Someday I’ll come back and they’ll be there again, the rolling fields and the small patches of woods, the corn and hayfields, whispering in the midday breeze under a fat sun in a cloudless sky. They’ll return, and so will my youth, and I’ll run through the tall grass just because I can. My lungs will fill with the warm afternoon air I push through, and I’ll run until I collapse in the cool shade of one of those big oaks just south of the railroad tracks. I’ll close my eyes and when I open them I’ll be dizzy from the fresh air in my lungs. The green of the treetops will swirl with the deep blue of the sky into a kaleidoscope that twirls and spins to the rhythm of my throbbing heart. After a while I’ll climb up on the tracks and follow them into town, past the empty backyards, the smell of freshly mown grass in my nostrils as I walk past and on to the grain elevator and feed mill. Then I’ll be downtown, standing on the tracks in the middle of Main Street, looking south at the storefronts. Everything will be the way it used to be; even the bank will be in that big old granite and marble building. The Ben Franklin store, the pharmacy, the bakery, the café, the grocery store, they’ll all be how they used to be.

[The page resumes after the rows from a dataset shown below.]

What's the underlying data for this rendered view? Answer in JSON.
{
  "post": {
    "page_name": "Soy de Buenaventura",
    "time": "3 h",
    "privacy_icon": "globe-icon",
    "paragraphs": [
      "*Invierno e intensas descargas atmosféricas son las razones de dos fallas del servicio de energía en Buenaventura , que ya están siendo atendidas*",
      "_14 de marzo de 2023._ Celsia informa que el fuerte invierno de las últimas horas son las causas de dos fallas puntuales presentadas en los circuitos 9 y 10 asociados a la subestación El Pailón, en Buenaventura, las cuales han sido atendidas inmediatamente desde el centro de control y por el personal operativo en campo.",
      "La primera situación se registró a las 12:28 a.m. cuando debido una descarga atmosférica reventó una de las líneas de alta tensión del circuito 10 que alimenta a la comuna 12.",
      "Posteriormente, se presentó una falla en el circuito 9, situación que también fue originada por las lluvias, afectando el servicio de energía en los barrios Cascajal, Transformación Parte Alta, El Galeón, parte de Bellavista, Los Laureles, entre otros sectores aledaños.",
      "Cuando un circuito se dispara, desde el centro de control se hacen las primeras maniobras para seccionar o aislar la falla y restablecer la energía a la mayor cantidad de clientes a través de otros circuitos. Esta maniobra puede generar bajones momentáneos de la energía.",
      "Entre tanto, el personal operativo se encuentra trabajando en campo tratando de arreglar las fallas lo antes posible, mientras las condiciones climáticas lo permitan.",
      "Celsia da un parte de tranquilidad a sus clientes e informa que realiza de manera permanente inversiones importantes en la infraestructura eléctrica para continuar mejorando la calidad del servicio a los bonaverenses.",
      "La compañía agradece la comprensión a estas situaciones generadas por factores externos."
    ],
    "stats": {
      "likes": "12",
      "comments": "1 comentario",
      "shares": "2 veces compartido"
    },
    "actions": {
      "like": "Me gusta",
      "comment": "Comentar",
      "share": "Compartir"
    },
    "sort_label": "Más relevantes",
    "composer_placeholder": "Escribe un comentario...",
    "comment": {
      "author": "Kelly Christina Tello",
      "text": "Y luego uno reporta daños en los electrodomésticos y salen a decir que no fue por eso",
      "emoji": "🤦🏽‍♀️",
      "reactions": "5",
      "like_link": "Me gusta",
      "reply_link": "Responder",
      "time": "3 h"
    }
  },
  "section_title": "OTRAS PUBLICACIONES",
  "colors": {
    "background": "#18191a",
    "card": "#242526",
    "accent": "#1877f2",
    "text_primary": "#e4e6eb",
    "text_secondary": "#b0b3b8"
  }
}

I’ll follow the tracks to the old train depot, and it’ll be open again, like it was when I was small, and I’ll step in and sit in the waiting area, brightly lit through big windows by the afternoon sun, dust dancing in the streams of light. After a while, in the distance, I’ll hear the rhythmic hum of my train coming, getting closer and louder, then I’ll hear the clanging of the crossing bells on Main Street as it pulls up to the station. An unattended door will open and I’ll climb up and board the empty and ancient passenger car. I’ll take a seat on one of the wooden benches next to a window. As I sit there, the train will start to move, and I’ll wonder where it’s going to take me. All I’ll know is that it’s not going to heaven, because heaven will be out my window, fading and vanishing.